Dataset rows for apps and sites:
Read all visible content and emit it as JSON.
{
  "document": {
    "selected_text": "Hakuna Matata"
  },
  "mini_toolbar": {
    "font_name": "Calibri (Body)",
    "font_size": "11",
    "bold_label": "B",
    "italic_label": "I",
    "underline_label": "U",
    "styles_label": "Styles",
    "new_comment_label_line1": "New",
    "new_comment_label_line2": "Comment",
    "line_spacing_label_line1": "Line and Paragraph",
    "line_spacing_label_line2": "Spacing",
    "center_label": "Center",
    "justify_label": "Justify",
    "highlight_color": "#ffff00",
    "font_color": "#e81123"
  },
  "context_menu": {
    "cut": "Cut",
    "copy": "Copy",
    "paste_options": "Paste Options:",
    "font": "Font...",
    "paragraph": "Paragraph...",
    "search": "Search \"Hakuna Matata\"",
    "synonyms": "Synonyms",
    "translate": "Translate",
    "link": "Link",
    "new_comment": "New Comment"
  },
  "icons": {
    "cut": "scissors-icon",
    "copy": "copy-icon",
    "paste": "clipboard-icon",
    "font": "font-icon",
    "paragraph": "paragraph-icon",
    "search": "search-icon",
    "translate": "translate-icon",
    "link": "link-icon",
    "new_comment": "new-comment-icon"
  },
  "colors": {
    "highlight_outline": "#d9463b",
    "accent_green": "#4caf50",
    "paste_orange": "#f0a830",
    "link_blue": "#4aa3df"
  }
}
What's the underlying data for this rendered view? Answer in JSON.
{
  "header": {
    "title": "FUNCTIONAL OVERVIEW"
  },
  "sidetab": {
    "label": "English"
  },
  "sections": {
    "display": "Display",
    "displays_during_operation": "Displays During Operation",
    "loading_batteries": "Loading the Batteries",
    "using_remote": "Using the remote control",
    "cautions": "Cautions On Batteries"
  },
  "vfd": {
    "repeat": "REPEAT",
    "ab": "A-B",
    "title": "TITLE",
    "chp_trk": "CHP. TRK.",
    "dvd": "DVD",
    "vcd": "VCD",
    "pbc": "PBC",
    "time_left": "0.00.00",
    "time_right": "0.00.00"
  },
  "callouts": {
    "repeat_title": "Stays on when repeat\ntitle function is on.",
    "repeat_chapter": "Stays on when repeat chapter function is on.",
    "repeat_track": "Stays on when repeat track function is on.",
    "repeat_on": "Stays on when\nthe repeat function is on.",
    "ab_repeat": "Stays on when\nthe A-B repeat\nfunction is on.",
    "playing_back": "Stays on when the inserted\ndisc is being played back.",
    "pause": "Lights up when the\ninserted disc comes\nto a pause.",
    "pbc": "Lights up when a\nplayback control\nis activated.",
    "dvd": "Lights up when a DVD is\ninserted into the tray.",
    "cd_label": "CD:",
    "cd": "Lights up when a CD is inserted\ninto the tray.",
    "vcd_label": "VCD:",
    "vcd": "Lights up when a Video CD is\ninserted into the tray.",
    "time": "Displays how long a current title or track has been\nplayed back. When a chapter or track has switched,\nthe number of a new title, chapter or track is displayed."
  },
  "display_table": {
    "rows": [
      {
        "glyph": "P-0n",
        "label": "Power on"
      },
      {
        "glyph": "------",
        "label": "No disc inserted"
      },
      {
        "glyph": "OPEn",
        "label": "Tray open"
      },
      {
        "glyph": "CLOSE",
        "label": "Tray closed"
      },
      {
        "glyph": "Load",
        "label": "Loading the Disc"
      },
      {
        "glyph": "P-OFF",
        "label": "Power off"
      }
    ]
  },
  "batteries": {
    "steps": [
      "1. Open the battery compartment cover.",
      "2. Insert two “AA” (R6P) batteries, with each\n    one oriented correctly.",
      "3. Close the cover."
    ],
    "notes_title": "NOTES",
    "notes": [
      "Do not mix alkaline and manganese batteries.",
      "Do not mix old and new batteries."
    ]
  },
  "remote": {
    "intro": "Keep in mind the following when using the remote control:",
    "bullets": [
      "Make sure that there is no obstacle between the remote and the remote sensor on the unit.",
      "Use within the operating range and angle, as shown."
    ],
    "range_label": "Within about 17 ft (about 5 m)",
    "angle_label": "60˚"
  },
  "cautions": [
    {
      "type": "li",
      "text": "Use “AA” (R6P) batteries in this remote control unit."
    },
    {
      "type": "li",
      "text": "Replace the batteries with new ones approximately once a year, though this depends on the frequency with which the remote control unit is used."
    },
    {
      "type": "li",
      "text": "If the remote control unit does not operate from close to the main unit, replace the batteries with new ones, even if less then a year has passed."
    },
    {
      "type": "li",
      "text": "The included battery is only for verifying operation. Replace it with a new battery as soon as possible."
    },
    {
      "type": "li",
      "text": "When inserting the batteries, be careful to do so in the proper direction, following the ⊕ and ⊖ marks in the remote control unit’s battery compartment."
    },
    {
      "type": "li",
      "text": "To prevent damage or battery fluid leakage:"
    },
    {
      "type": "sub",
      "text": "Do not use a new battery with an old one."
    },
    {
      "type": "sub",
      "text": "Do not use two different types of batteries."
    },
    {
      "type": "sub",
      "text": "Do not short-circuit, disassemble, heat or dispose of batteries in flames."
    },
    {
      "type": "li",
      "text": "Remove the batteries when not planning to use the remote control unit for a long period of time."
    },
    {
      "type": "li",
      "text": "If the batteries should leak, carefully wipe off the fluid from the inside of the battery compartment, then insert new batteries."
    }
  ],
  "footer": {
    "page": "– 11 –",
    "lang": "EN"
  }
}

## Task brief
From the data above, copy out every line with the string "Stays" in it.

## Answer box
    "repeat_title": "Stays on when repeat\ntitle function is on.",
    "repeat_chapter": "Stays on when repeat chapter function is on.",
    "repeat_track": "Stays on when repeat track function is on.",
    "repeat_on": "Stays on when\nthe repeat function is on.",
    "ab_repeat": "Stays on when\nthe A-B repeat\nfunction is on.",
    "playing_back": "Stays on when the inserted\ndisc is being played back.",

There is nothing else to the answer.